  • Cost Distribution: It is customary in business transactions for escrow fees to be split evenly between the buyer and the seller, with each party bearing 50% of the cost. This standard practice helps in ensuring a fair distribution of the financial burden associated with the escrow process. The agreement to split fees 50/50 should be clearly outlined in the escrow agreement to avoid any confusion or disputes.
  • Additional Costs: Apart from the standard escrow fees, there may be extra charges for specific services. These can include lien filings, lien searches, preparation of non-standard documents, and handling real estate closing documents if the property is part of the business sale—especially if leases are involved in the sale. The responsibility for these additional charges can vary and may be assigned to either the buyer or the seller, depending on the nature of the service and the agreement between the parties.

Frequenty Asked Questions

What is escrow?

Escrow is a legal arrangement where a neutral third party holds assets or funds during a transaction process between two other parties.

How does escrow work in business transactions and sales?

In business transactions, escrow involves a third party holding funds until both the buyer and seller fulfill their contractual obligations.

How does escrow protect both buyer and seller?

Escrow protects both parties by ensuring that the buyer's funds are secure until contractual conditions are met and the seller is assured of payment upon fulfilling their obligations.

What are the advantages of using escrow?

Escrow provides transaction security, allows for monthly payments towards large sums (like taxes and insurance), and is beneficial for high-value transactions.

Are there any disadvantages to using escrow?

Disadvantages include potentially higher mortgage payments if used for taxes and insurance, and the possibility of incorrect estimates for tax dues.

Who manages the escrow account?

An escrow account is managed by an escrow agent or service.

Are there fees associated with using an escrow service?

Yes, escrow services typically charge a fee for managing the account and transaction.

Can escrow be used for mergers and acquisitions?

Yes, escrow can be a crucial part of mergers and acquisitions to ensure that funds are only released once all contractual obligations are met.
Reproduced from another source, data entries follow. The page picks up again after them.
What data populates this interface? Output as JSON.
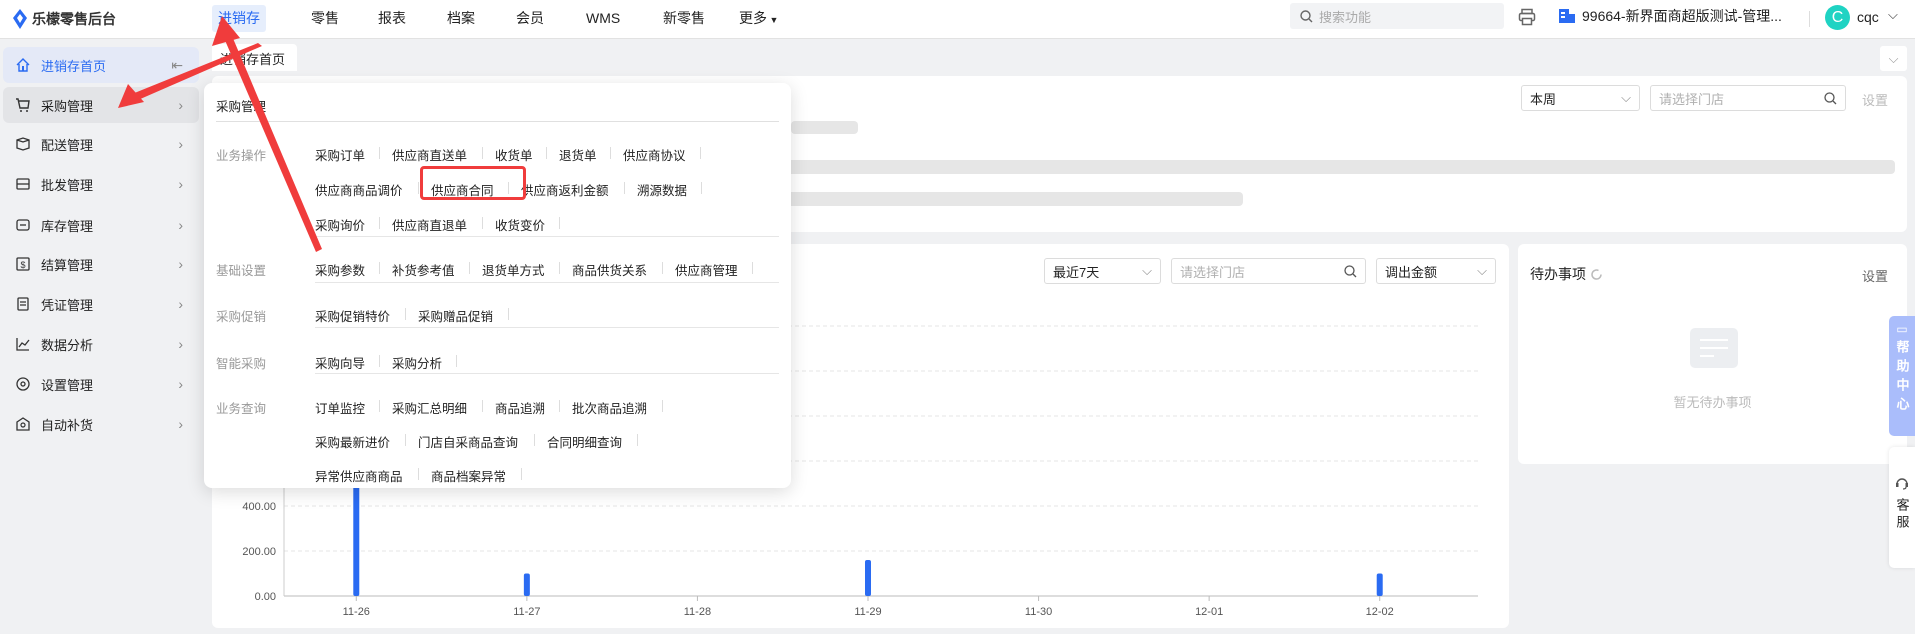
{
  "app": {
    "logo_text": "乐檬零售后台"
  },
  "nav": {
    "items": [
      "进销存",
      "零售",
      "报表",
      "档案",
      "会员",
      "WMS",
      "新零售",
      "更多"
    ],
    "active": "进销存"
  },
  "search": {
    "placeholder": "搜索功能"
  },
  "store": {
    "name": "99664-新界面商超版测试-管理..."
  },
  "user": {
    "initial": "C",
    "name": "cqc"
  },
  "sidebar": {
    "items": [
      {
        "label": "进销存首页",
        "icon": "home-icon"
      },
      {
        "label": "采购管理",
        "icon": "cart-icon"
      },
      {
        "label": "配送管理",
        "icon": "delivery-icon"
      },
      {
        "label": "批发管理",
        "icon": "wholesale-icon"
      },
      {
        "label": "库存管理",
        "icon": "inventory-icon"
      },
      {
        "label": "结算管理",
        "icon": "dollar-icon"
      },
      {
        "label": "凭证管理",
        "icon": "voucher-icon"
      },
      {
        "label": "数据分析",
        "icon": "chart-icon"
      },
      {
        "label": "设置管理",
        "icon": "settings-icon"
      },
      {
        "label": "自动补货",
        "icon": "replenish-icon"
      }
    ]
  },
  "tabs": {
    "active": "进销存首页"
  },
  "top_card": {
    "period": "本周",
    "store_placeholder": "请选择门店",
    "settings": "设置"
  },
  "menu": {
    "title": "采购管理",
    "groups": [
      {
        "label": "业务操作",
        "rows": [
          [
            "采购订单",
            "供应商直送单",
            "收货单",
            "退货单",
            "供应商协议"
          ],
          [
            "供应商商品调价",
            "供应商合同",
            "供应商返利金额",
            "溯源数据"
          ],
          [
            "采购询价",
            "供应商直退单",
            "收货变价"
          ]
        ]
      },
      {
        "label": "基础设置",
        "rows": [
          [
            "采购参数",
            "补货参考值",
            "退货单方式",
            "商品供货关系",
            "供应商管理"
          ]
        ]
      },
      {
        "label": "采购促销",
        "rows": [
          [
            "采购促销特价",
            "采购赠品促销"
          ]
        ]
      },
      {
        "label": "智能采购",
        "rows": [
          [
            "采购向导",
            "采购分析"
          ]
        ]
      },
      {
        "label": "业务查询",
        "rows": [
          [
            "订单监控",
            "采购汇总明细",
            "商品追溯",
            "批次商品追溯"
          ],
          [
            "采购最新进价",
            "门店自采商品查询",
            "合同明细查询"
          ],
          [
            "异常供应商商品",
            "商品档案异常"
          ]
        ]
      }
    ],
    "highlighted": "供应商合同"
  },
  "chart_card": {
    "period": "最近7天",
    "store_placeholder": "请选择门店",
    "metric": "调出金额"
  },
  "chart_data": {
    "type": "bar",
    "categories": [
      "11-26",
      "11-27",
      "11-28",
      "11-29",
      "11-30",
      "12-01",
      "12-02"
    ],
    "values": [
      600,
      100,
      0,
      160,
      0,
      0,
      100
    ],
    "ylim": [
      0,
      1200
    ],
    "yticks": [
      "0.00",
      "200.00",
      "400.00"
    ],
    "ytick_values": [
      0,
      200,
      400,
      600,
      800,
      1000,
      1200
    ],
    "color": "#2a6bf2",
    "grid": true
  },
  "todo": {
    "title": "待办事项",
    "settings": "设置",
    "empty": "暂无待办事项"
  },
  "float": {
    "help": "帮助中心",
    "service": "客服"
  },
  "colors": {
    "accent": "#2a6bf2",
    "annotation": "#f03c3c"
  }
}
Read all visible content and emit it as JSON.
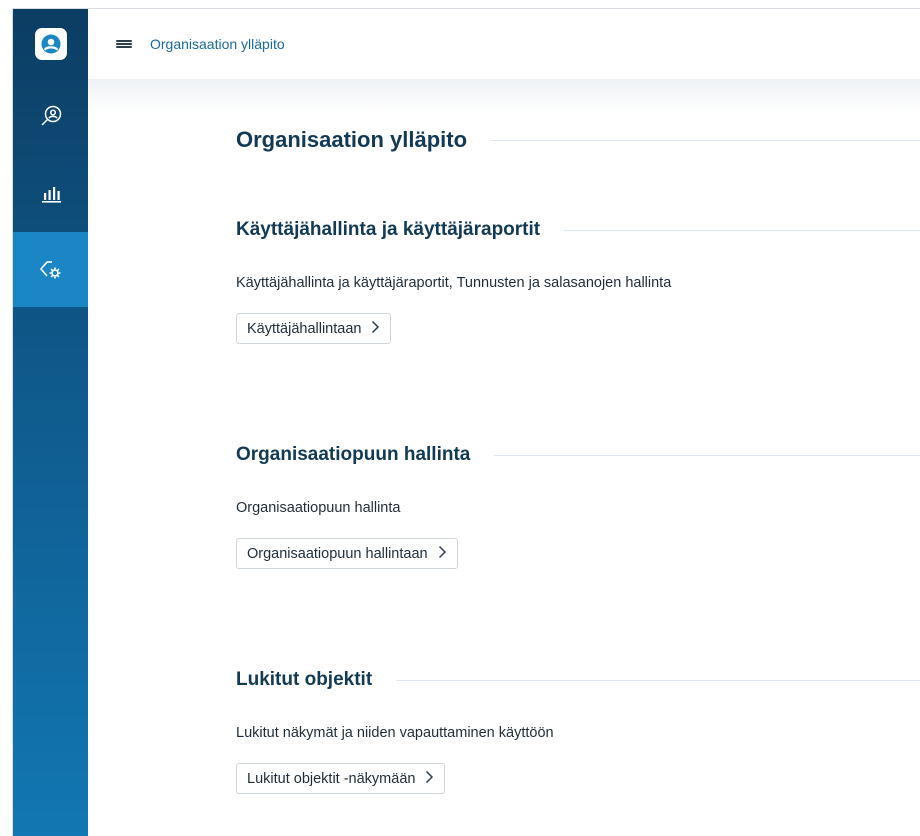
{
  "breadcrumb": "Organisaation ylläpito",
  "page_title": "Organisaation ylläpito",
  "sidebar": {
    "items": [
      {
        "icon": "search-user-icon",
        "active": false
      },
      {
        "icon": "bar-chart-icon",
        "active": false
      },
      {
        "icon": "settings-tag-icon",
        "active": true
      }
    ]
  },
  "sections": [
    {
      "title": "Käyttäjähallinta ja käyttäjäraportit",
      "description": "Käyttäjähallinta ja käyttäjäraportit, Tunnusten ja salasanojen hallinta",
      "button_label": "Käyttäjähallintaan"
    },
    {
      "title": "Organisaatiopuun hallinta",
      "description": "Organisaatiopuun hallinta",
      "button_label": "Organisaatiopuun hallintaan"
    },
    {
      "title": "Lukitut objektit",
      "description": "Lukitut näkymät ja niiden vapauttaminen käyttöön",
      "button_label": "Lukitut objektit -näkymään"
    }
  ],
  "colors": {
    "sidebar_top": "#0c3d63",
    "sidebar_bottom": "#1277b2",
    "sidebar_active": "#1a86c4",
    "heading": "#123a55",
    "link": "#1a6a9a"
  }
}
Escrow in business sales is not just a procedure; it’s a cornerstone of trust and assurance. It safeguards both parties with its meticulous and impartial approach.

It is the steadfast guardian of integrity in the high-stakes world of business transactions, ensuring that every sale concludes not just with a change in ownership but with a mutual sense of fulfillment and confidence.
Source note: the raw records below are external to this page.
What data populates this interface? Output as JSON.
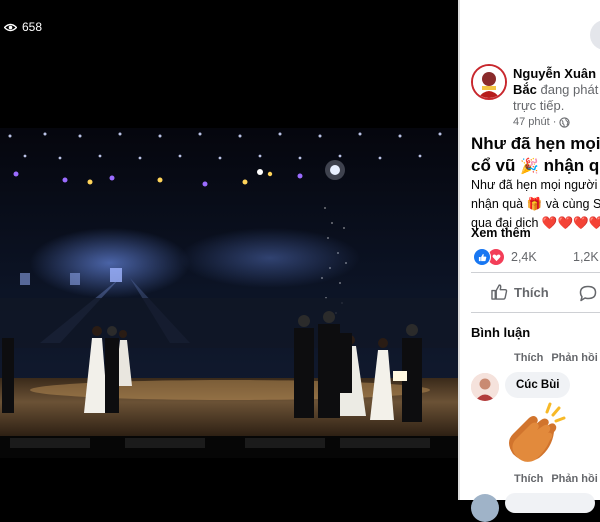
{
  "video": {
    "viewer_count": "658"
  },
  "post": {
    "author_name": "Nguyễn Xuân Bắc",
    "status": "đang phát trực tiếp.",
    "time": "47 phút",
    "title_line1": "Như đã hẹn mọi",
    "title_line2_a": "cổ vũ",
    "title_line2_b": "nhận qu",
    "body_line1": "Như đã hẹn mọi người",
    "body_line2_a": "nhận quà",
    "body_line2_b": "và cùng S",
    "body_line3": "qua đại dịch",
    "see_more": "Xem thêm",
    "reaction_count": "2,4K",
    "comment_count": "1,2K",
    "like_label": "Thích"
  },
  "comments": {
    "heading": "Bình luận",
    "action_like": "Thích",
    "action_reply": "Phản hồi",
    "items": [
      {
        "author": "Cúc Bùi"
      }
    ]
  },
  "colors": {
    "accent": "#1877f2",
    "heart": "#f33e58",
    "panel_bg": "#ffffff",
    "stage_bg": "#0a0f1c"
  }
}
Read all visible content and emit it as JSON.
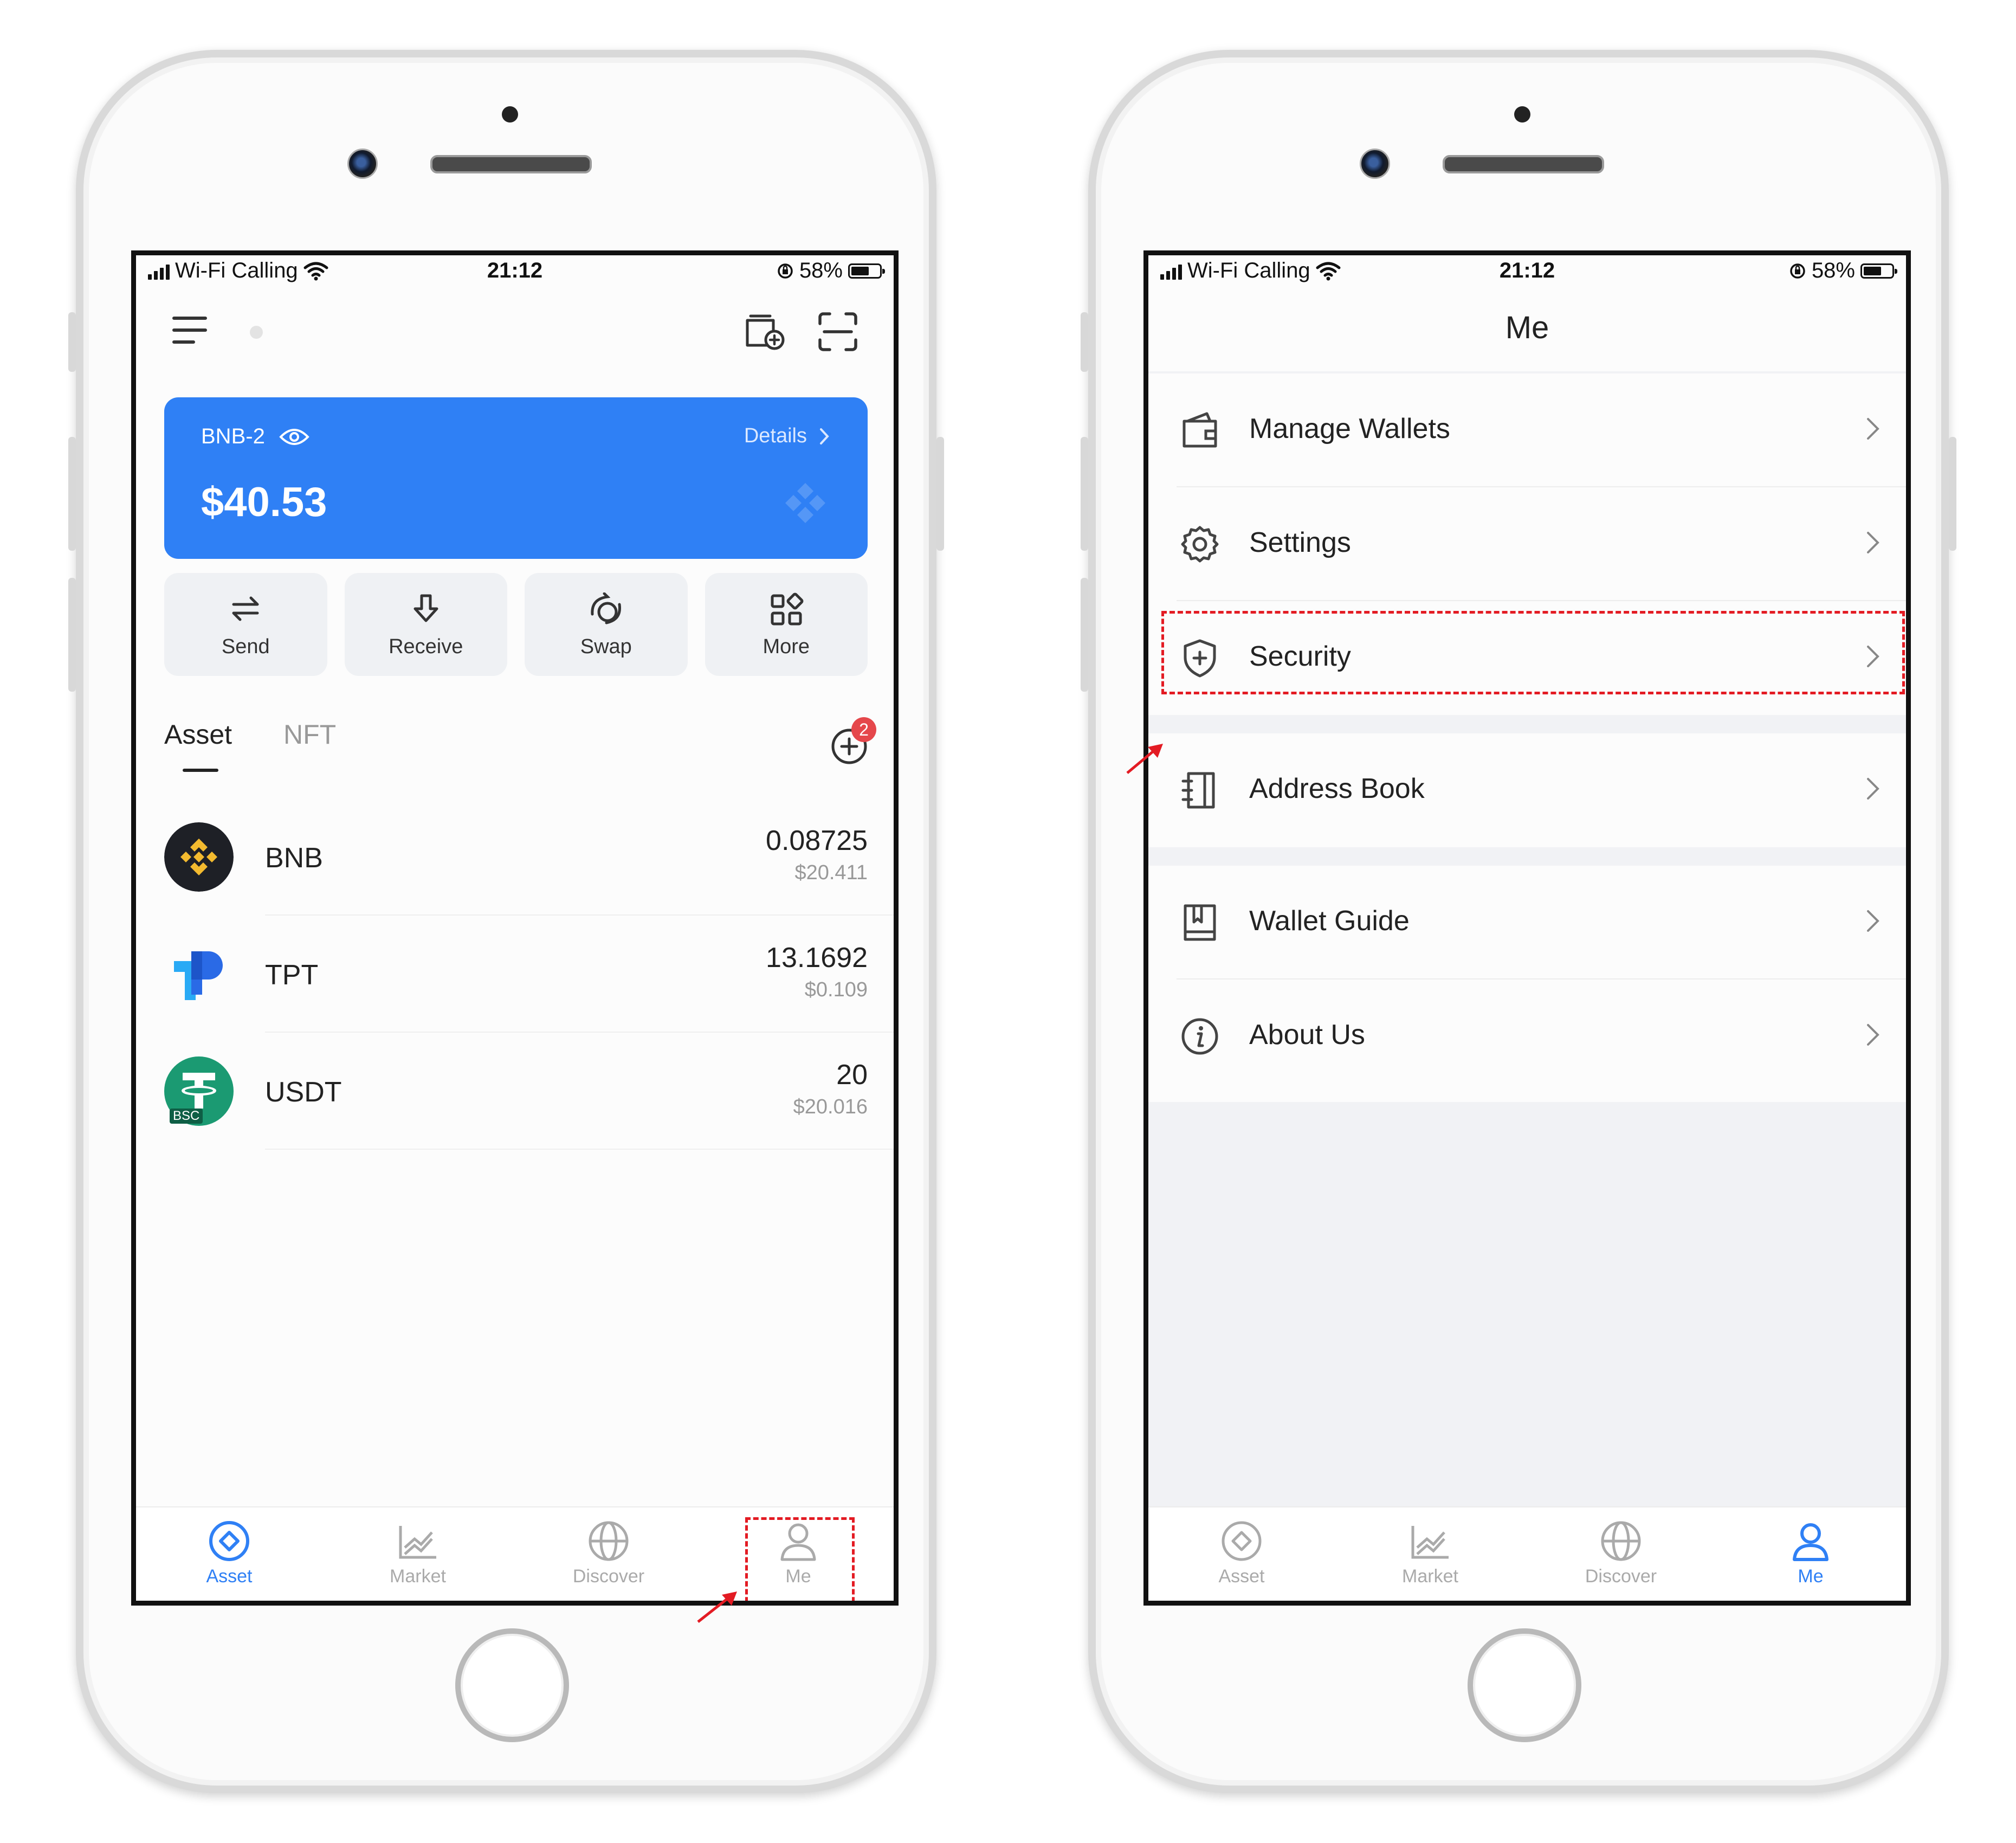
{
  "status_bar": {
    "carrier": "Wi-Fi Calling",
    "time": "21:12",
    "battery": "58%"
  },
  "left_screen": {
    "wallet": {
      "name": "BNB-2",
      "details_label": "Details",
      "balance": "$40.53"
    },
    "actions": [
      {
        "label": "Send",
        "icon": "send-icon"
      },
      {
        "label": "Receive",
        "icon": "receive-icon"
      },
      {
        "label": "Swap",
        "icon": "swap-icon"
      },
      {
        "label": "More",
        "icon": "more-icon"
      }
    ],
    "tabs": {
      "active": "Asset",
      "inactive": "NFT"
    },
    "add_badge": "2",
    "assets": [
      {
        "symbol": "BNB",
        "amount": "0.08725",
        "usd": "$20.411",
        "icon": "bnb-logo"
      },
      {
        "symbol": "TPT",
        "amount": "13.1692",
        "usd": "$0.109",
        "icon": "tpt-logo"
      },
      {
        "symbol": "USDT",
        "amount": "20",
        "usd": "$20.016",
        "icon": "usdt-bsc-logo",
        "chain_tag": "BSC"
      }
    ]
  },
  "right_screen": {
    "title": "Me",
    "menu": [
      {
        "label": "Manage Wallets",
        "icon": "wallet-icon"
      },
      {
        "label": "Settings",
        "icon": "gear-icon"
      },
      {
        "label": "Security",
        "icon": "shield-icon"
      },
      {
        "label": "Address Book",
        "icon": "address-book-icon"
      },
      {
        "label": "Wallet Guide",
        "icon": "guide-book-icon"
      },
      {
        "label": "About Us",
        "icon": "info-icon"
      }
    ]
  },
  "tabbar": {
    "items": [
      {
        "label": "Asset",
        "icon": "asset-icon"
      },
      {
        "label": "Market",
        "icon": "market-icon"
      },
      {
        "label": "Discover",
        "icon": "globe-icon"
      },
      {
        "label": "Me",
        "icon": "person-icon"
      }
    ],
    "accent": "#2f80f5",
    "inactive_color": "#aaaaaa"
  },
  "colors": {
    "card_blue": "#2f80f5",
    "highlight_red": "#e31b23",
    "badge_red": "#e5474b"
  }
}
And since you already made it this far, consider how we can help you in your next chapter.

As a Texas-based holding company specializing in acquiring and nurturing blue-collar and industrial-type businesses, we understand how important your business is and how you want to leave it in the right hands.
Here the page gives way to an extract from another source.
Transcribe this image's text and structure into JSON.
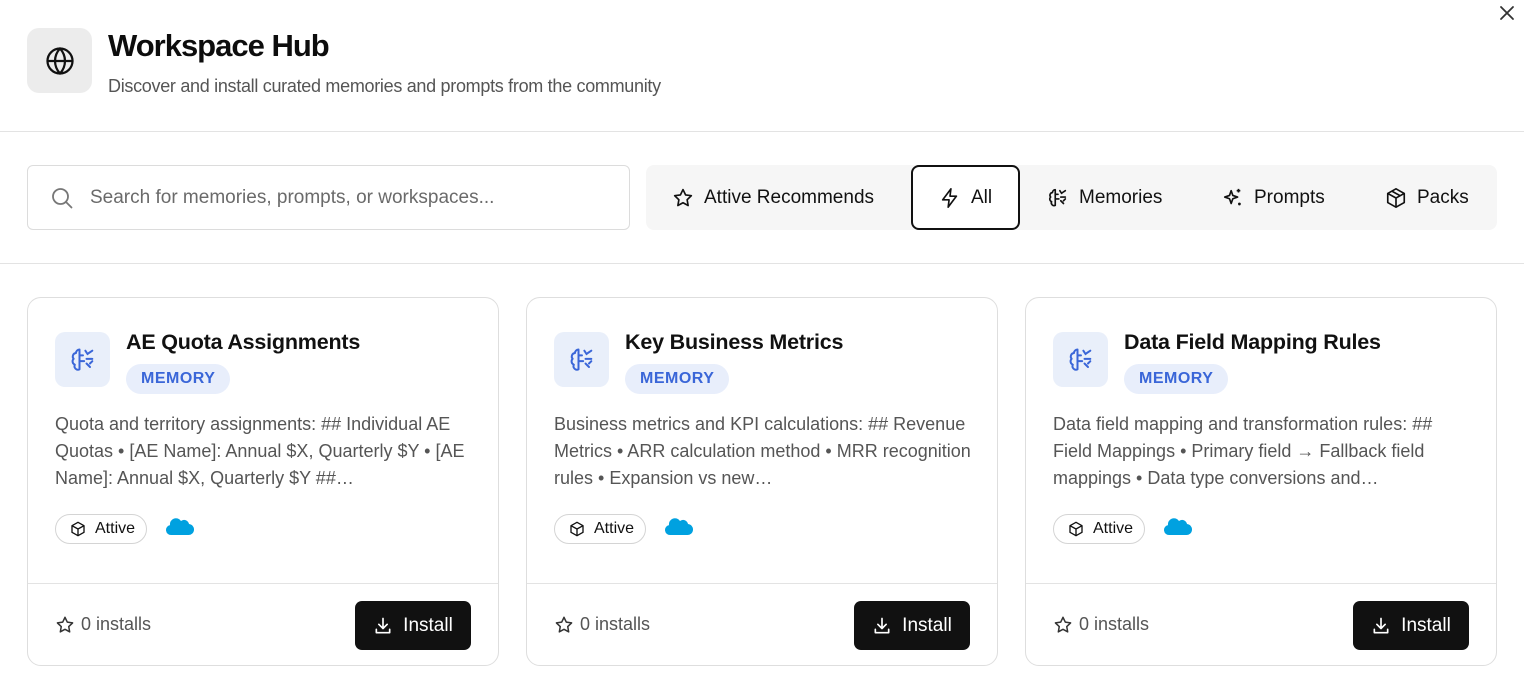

We care for your business. Let’s discuss opportunities today.

Newly posted